Player              Tm   TS%
Crystal Kelly SAC .656
Lisa Willis NYL .619
Sancho Lyttle HOU .619
Tasha Humphrey DET .611
Le'Coe Willingham PHO .607
Jamie Carey CON .604
Lindsay Whalen CON .595
Diana Taurasi PHO .593
Sidney Spencer LAS .591
Crystal Langhorne WAS .587
Naturally, this tends to favor role players who take advantage of open shots. It's very impressive for Whalen and Taurasi to make this list as go-to players for their teams. That's not to knock the role players on the list. Surely there are plenty of WNBA players who can't make those kinds of open shots.

Kelly has put up great numbers in limited minutes all year long as part of a deep Monarchs frontcourt. I hope Walker's return doesn't cut into her playing time too much. Willingham's presence shows part of why the Mercury hasn't missed the ├╝ber-efficient Penny Taylor as much on offense as we expected. Langhorne has shown up consecutive weeks, first for rebounding and now for shooting efficiency.

Why is True Shooting Percentage a better measure than field-goal percentage? Willis is a good example. She's shooting just 40.9 percent from the field, but about two-thirds of her attempts are threes, which she's hitting at a 48.3 percent clip, and she's 21-of-22 from the free-throw line this season. Add it up and she's been extremely efficient. I use the term "secondary percentage" for the difference between a player's TS% and their FG%. Willis' secondary percentage is the biggest in the league.

If we take a look at the top players using at least 20 percent of their team's possessions (league average), the list is different.

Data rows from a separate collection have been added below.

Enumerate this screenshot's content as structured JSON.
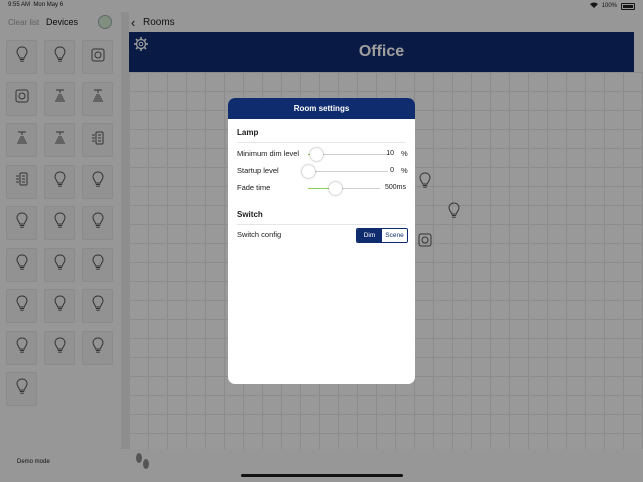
{
  "status": {
    "time": "9:55 AM",
    "date": "Mon May 6",
    "battery": "100%"
  },
  "left": {
    "clear_label": "Clear list",
    "title": "Devices"
  },
  "device_icons": [
    "bulb",
    "bulb",
    "switch",
    "switch",
    "sensor",
    "sensor",
    "sensor",
    "sensor",
    "panel",
    "panel",
    "bulb",
    "bulb",
    "bulb",
    "bulb",
    "bulb",
    "bulb",
    "bulb",
    "bulb",
    "bulb",
    "bulb",
    "bulb",
    "bulb",
    "bulb",
    "bulb",
    "bulb"
  ],
  "nav": {
    "back_label": "Rooms"
  },
  "room": {
    "title": "Office"
  },
  "bottom": {
    "demo_label": "Demo mode"
  },
  "modal": {
    "title": "Room settings",
    "lamp": {
      "heading": "Lamp",
      "min_dim": {
        "label": "Minimum dim level",
        "value": "10",
        "unit": "%",
        "level": 0.1
      },
      "startup": {
        "label": "Startup level",
        "value": "0",
        "unit": "%",
        "level": 0.0
      },
      "fade": {
        "label": "Fade time",
        "value": "500ms",
        "level": 0.38
      }
    },
    "switch": {
      "heading": "Switch",
      "config_label": "Switch config",
      "options": [
        "Dim",
        "Scene"
      ],
      "selected": "Dim"
    }
  },
  "colors": {
    "brand": "#0f2d6e",
    "slider_fill": "#8bcf5c"
  }
}
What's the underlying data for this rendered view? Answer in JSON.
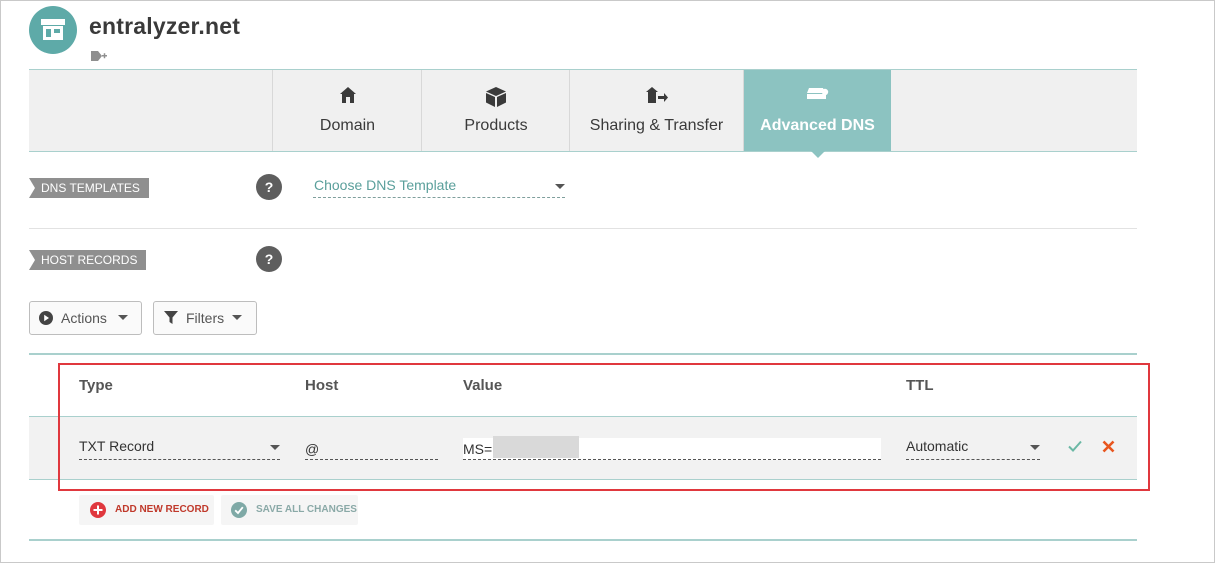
{
  "site": {
    "title": "entralyzer.net",
    "avatar_icon": "storefront-icon",
    "tag_icon": "add-tag-icon",
    "accent_color": "#5eaaa8"
  },
  "nav": {
    "tabs": [
      {
        "label": "Domain",
        "icon": "home-icon",
        "active": false
      },
      {
        "label": "Products",
        "icon": "box-icon",
        "active": false
      },
      {
        "label": "Sharing & Transfer",
        "icon": "transfer-icon",
        "active": false
      },
      {
        "label": "Advanced DNS",
        "icon": "dns-server-icon",
        "active": true
      }
    ],
    "active_color": "#8cc3c1"
  },
  "dns_templates": {
    "section_label": "DNS TEMPLATES",
    "help_label": "?",
    "select_placeholder": "Choose DNS Template"
  },
  "host_records": {
    "section_label": "HOST RECORDS",
    "help_label": "?",
    "actions_label": "Actions",
    "filters_label": "Filters",
    "columns": {
      "type": "Type",
      "host": "Host",
      "value": "Value",
      "ttl": "TTL"
    },
    "record": {
      "type": "TXT Record",
      "host": "@",
      "value": "MS=",
      "ttl": "Automatic"
    },
    "add_new_record_label": "ADD NEW RECORD",
    "save_all_changes_label": "SAVE ALL CHANGES"
  },
  "colors": {
    "confirm": "#6bb8a5",
    "cancel": "#e8561f",
    "add": "#e0383e",
    "highlight": "#e0383e"
  }
}
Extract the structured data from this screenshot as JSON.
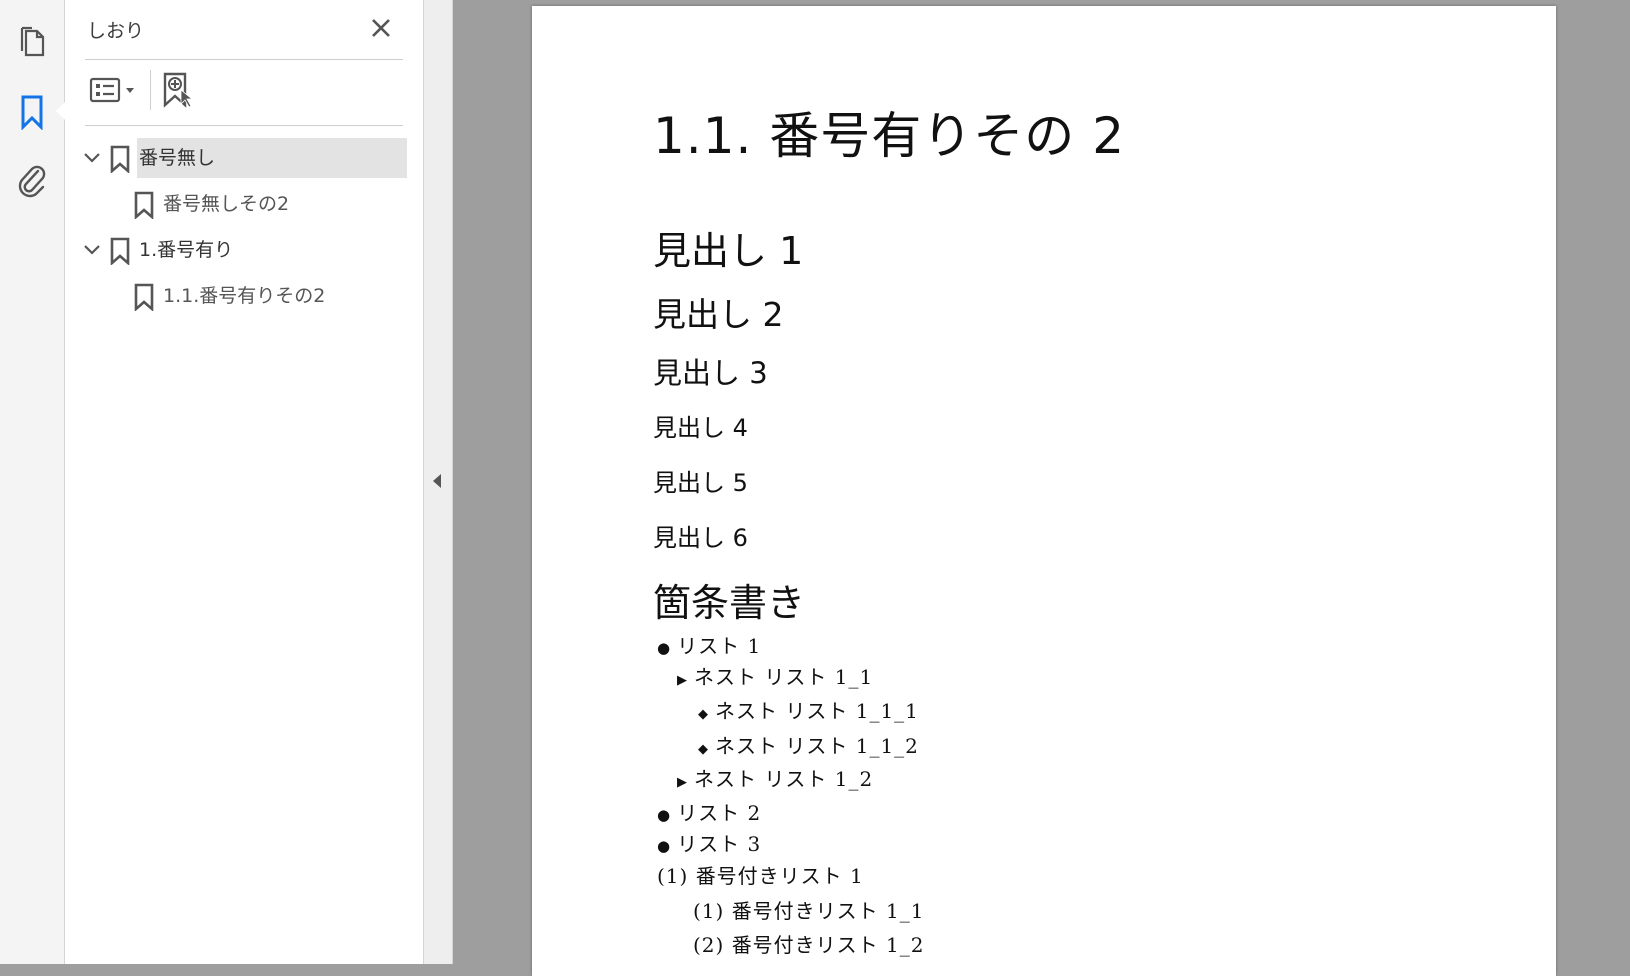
{
  "panel": {
    "title": "しおり",
    "bookmarks": [
      {
        "label": "番号無し",
        "level": 0,
        "expanded": true,
        "selected": true
      },
      {
        "label": "番号無しその2",
        "level": 1
      },
      {
        "label": "1.番号有り",
        "level": 0,
        "expanded": true
      },
      {
        "label": "1.1.番号有りその2",
        "level": 1
      }
    ]
  },
  "document": {
    "heading_main": "1.1.  番号有りその 2",
    "headings": [
      "見出し 1",
      "見出し 2",
      "見出し 3",
      "見出し 4",
      "見出し 5",
      "見出し 6"
    ],
    "list_heading": "箇条書き",
    "list_items": [
      {
        "marker": "●",
        "text": "リスト 1"
      },
      {
        "marker": "▶",
        "text": "ネスト リスト 1_1"
      },
      {
        "marker": "◆",
        "text": "ネスト リスト 1_1_1"
      },
      {
        "marker": "◆",
        "text": "ネスト リスト 1_1_2"
      },
      {
        "marker": "▶",
        "text": "ネスト リスト 1_2"
      },
      {
        "marker": "●",
        "text": "リスト 2"
      },
      {
        "marker": "●",
        "text": "リスト 3"
      },
      {
        "marker": "",
        "text": "(1) 番号付きリスト 1"
      },
      {
        "marker": "",
        "text": "(1) 番号付きリスト 1_1"
      },
      {
        "marker": "",
        "text": "(2) 番号付きリスト 1_2"
      }
    ]
  },
  "colors": {
    "accent": "#1473e6",
    "selected_row": "#e3e3e3",
    "canvas": "#9e9e9e"
  }
}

Player              Tm   TS%
Tasha Humphrey DET .611
Lindsay Whalen CON .595
Diana Taurasi PHO .593
Ann Wauters SAS .578
Janel McCarville NYL .577
Katie Feenstra ATL .574
Candice Wiggins MIN .571
Candace Parker LAS .567
Seimone Augustus MIN .566
Lauren Jackson SEA .564
These are the truly devastating offensive forces, players who shoot a lot and shoot efficiently. Jackson usually leads this list, though her inconsistent three-point shooting drops her down this year. Wiggins is another great example of a player who is underrated by field-goal percentage, in her case more because she leads the WNBA in free throws than because of threes. As for Feenstra, she has scored very well this year but is turning the ball over on a horrendous 26.7 percent of her possessions, which is why the Dream has gone elsewhere in the post.


Anonymous said...

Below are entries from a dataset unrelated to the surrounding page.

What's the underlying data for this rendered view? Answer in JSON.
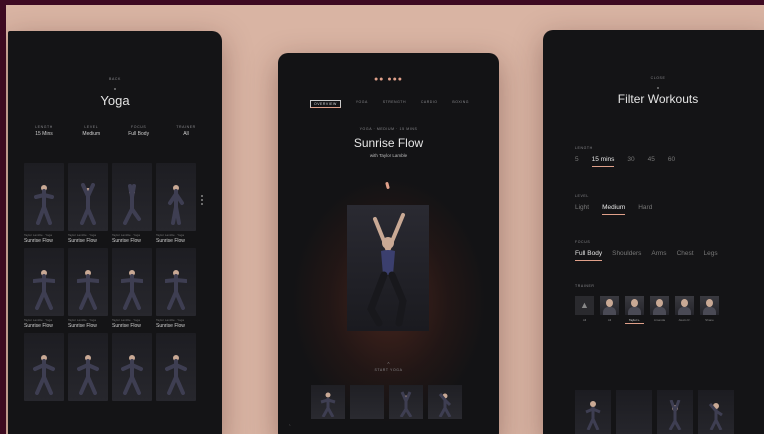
{
  "colors": {
    "background": "#d9b4a3",
    "frame": "#3e0a22",
    "panel": "#141416",
    "accent": "#e0a08a"
  },
  "left": {
    "nav_label": "Back",
    "title": "Yoga",
    "meta": [
      {
        "label": "Length",
        "value": "15 Mins"
      },
      {
        "label": "Level",
        "value": "Medium"
      },
      {
        "label": "Focus",
        "value": "Full Body"
      },
      {
        "label": "Trainer",
        "value": "All"
      }
    ],
    "workouts": [
      {
        "subtitle": "Taylor Lamble · Yoga",
        "title": "Sunrise Flow"
      },
      {
        "subtitle": "Taylor Lamble · Yoga",
        "title": "Sunrise Flow"
      },
      {
        "subtitle": "Taylor Lamble · Yoga",
        "title": "Sunrise Flow"
      },
      {
        "subtitle": "Taylor Lamble · Yoga",
        "title": "Sunrise Flow"
      },
      {
        "subtitle": "Taylor Lamble · Yoga",
        "title": "Sunrise Flow"
      },
      {
        "subtitle": "Taylor Lamble · Yoga",
        "title": "Sunrise Flow"
      },
      {
        "subtitle": "Taylor Lamble · Yoga",
        "title": "Sunrise Flow"
      },
      {
        "subtitle": "Taylor Lamble · Yoga",
        "title": "Sunrise Flow"
      }
    ]
  },
  "center": {
    "status_dots": "●● ●●●",
    "tabs": [
      "Overview",
      "Yoga",
      "Strength",
      "Cardio",
      "Boxing"
    ],
    "subtitle": "Yoga · Medium · 15 mins",
    "title": "Sunrise Flow",
    "instructor": "with Taylor Lamble",
    "up_arrow": "⌃",
    "bottom_label": "Start Yoga",
    "cursor": "⌞"
  },
  "right": {
    "nav_label": "Close",
    "title": "Filter Workouts",
    "length": {
      "label": "Length",
      "options": [
        "5",
        "15 mins",
        "30",
        "45",
        "60"
      ],
      "selected": 1
    },
    "level": {
      "label": "Level",
      "options": [
        "Light",
        "Medium",
        "Hard"
      ],
      "selected": 1
    },
    "focus": {
      "label": "Focus",
      "options": [
        "Full Body",
        "Shoulders",
        "Arms",
        "Chest",
        "Legs"
      ],
      "selected": 0
    },
    "trainer": {
      "label": "Trainer",
      "options": [
        {
          "name": "All",
          "icon": "triangle-icon"
        },
        {
          "name": "Ali"
        },
        {
          "name": "Taylor L."
        },
        {
          "name": "Amanda"
        },
        {
          "name": "Alexis R."
        },
        {
          "name": "Shane"
        }
      ],
      "selected": 2
    }
  }
}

Where's the feature on LJ winning the ESPY for best WNBA player on the Storm web site? I would hope that we would be celebrating this award for our star player.. Any thoughts?

Q said...

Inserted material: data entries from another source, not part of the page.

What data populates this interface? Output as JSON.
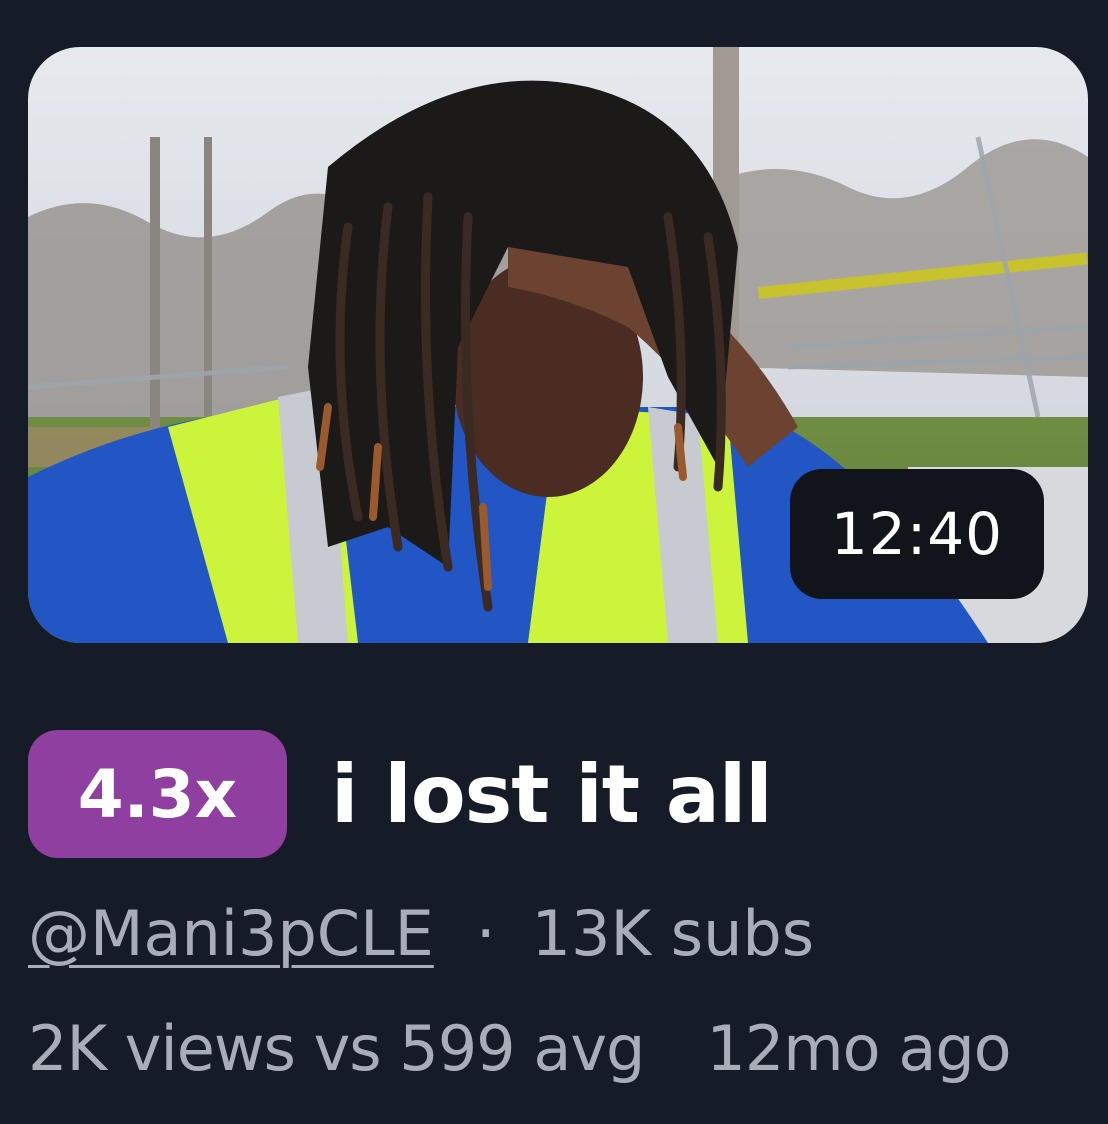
{
  "video": {
    "duration": "12:40",
    "title": "i lost it all",
    "outlier_multiplier": "4.3x"
  },
  "channel": {
    "handle": "@Mani3pCLE",
    "separator": "·",
    "subscribers": "13K subs"
  },
  "stats": {
    "views_vs_avg": "2K views vs 599 avg",
    "age": "12mo ago"
  },
  "colors": {
    "background": "#151b27",
    "badge": "#8e3f9f",
    "muted_text": "#a9adb8",
    "duration_bg": "#11141a"
  }
}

Thanks for the TS% analysis. I especially liked the piece about "secondary percentage" -- I hadn't thought of it that way but it's a great insight.

Tasha Humphrey is having an amazing season this year and I wonder if she'll get the credit she deserves when off-season awards come around. Her defense is still a work in progress, but she's been phenomenal over the last few games.

Kevin Pelton said...

Anon - We were embargoed from saying anything until the results were announced yesterday. As for today, my bad not getting anything up.

Anonymous said...

Thanks Kevin. ESPN had the list on their web site last week, which is strange since the show didn't air until last night.. Congrats to Lauren!